I am of course so used to my own needs on the island that to start thinking about what others want is a bit of work.


So, it is both exciting and labour intensive planning a group trip to a paradise island.

First off, I needed to convince people to come. Now that was big surprise number one because I thought most people would jump at the opportunity to get out of the city and into the middle of the ocean. They did, BUT the time wasn’t right, they couldn’t get off work, they weren’t sure about the journey, they weren’t feeling up to it etc etc. I did feel a bit odd giving a sales pitch for a free holiday that most people only dream of.

Once we had everyone on board I had to organise fuel for the boat, gas for the stove and fridge on the island, fuel for the car journey and drinking water. This was quite tricky until I actually knew the numbers.

Next, food and refreshments – this involves the biggest shopping trolley and the ability to ward off the temptation to buy enough for a few months rather than days. There is some switch in our brains that tells us we need this and this and more of this…

Drinks of course are important to all, and I think we had a few returns to the shop to buy more over the course of the day before departure – lucky we did cause seems we drank it all!

While all this is going on, the guys at the coast camp have been informed of our trip and are hopefully doing essential stuff like checking the boat, making sure the skipper will be there when we need to leave etc….  as it turned out the boat was out of oil and somebody forgot to mention that the snorkel gear had moved from the island to the river camp, but we made a plan and survived.

The biggest mission of all was convincing all island goers that we should leave earliest in the morning to get the road journey over with and once that was done, to actually get everyone packed and on the road by the designated time – we almost made it, only 1 hour out….

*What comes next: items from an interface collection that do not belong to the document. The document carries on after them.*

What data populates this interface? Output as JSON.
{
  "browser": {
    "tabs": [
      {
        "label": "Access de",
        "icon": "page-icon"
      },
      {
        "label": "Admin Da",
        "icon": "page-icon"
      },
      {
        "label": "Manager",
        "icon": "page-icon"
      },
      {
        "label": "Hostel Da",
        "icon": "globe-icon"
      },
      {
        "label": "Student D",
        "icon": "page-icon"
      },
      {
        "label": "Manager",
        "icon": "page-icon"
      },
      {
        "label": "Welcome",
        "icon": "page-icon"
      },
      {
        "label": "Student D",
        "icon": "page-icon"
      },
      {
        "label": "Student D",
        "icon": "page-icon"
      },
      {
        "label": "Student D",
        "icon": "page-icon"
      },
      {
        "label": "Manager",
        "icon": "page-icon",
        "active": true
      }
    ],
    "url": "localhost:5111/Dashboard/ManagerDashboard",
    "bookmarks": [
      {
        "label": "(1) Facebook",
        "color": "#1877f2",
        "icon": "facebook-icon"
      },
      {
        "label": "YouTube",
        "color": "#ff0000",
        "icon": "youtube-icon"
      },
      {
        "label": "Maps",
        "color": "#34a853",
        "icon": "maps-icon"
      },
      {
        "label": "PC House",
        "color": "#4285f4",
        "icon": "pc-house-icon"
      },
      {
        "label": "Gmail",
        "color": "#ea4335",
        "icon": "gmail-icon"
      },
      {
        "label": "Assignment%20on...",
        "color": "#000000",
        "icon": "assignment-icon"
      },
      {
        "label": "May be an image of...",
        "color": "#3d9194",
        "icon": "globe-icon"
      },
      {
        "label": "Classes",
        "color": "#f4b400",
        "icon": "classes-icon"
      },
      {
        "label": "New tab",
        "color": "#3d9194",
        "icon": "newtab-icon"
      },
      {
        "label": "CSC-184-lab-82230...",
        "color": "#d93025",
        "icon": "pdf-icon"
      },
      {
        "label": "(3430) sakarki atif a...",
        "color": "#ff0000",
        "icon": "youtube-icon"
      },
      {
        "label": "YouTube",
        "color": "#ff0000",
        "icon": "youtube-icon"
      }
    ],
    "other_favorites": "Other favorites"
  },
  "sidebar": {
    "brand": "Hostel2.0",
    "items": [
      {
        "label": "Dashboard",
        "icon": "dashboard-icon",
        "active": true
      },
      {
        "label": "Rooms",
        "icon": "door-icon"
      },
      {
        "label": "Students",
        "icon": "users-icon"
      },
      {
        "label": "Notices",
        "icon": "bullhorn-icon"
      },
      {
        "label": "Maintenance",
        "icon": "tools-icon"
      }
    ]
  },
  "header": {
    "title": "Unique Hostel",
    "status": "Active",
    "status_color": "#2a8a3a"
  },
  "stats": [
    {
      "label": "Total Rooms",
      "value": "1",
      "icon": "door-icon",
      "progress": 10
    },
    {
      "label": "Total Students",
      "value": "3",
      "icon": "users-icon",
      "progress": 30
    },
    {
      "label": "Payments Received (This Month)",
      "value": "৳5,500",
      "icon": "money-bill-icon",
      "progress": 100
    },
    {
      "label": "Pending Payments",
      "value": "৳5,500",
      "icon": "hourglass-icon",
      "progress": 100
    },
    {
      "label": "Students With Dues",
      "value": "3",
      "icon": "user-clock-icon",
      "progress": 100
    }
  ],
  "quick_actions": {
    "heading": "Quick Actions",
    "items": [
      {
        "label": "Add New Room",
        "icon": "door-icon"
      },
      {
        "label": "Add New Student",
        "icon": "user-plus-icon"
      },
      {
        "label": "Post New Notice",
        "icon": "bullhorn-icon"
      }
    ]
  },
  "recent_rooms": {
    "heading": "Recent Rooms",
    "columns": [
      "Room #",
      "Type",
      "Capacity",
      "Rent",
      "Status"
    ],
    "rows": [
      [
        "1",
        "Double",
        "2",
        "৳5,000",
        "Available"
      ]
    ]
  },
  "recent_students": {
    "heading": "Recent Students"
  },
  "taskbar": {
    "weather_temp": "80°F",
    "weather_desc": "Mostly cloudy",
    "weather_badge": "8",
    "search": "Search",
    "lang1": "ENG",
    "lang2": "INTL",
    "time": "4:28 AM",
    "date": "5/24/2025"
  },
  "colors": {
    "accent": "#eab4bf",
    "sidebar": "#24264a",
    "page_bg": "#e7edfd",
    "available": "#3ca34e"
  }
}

It is all made much easier by the fact that we have tents and beds and lamps and kitchen goods on the islands already so after the fuel and the food and the fun loving crowd, all we need pack is personal items of clothing and a game or two if someone remembers …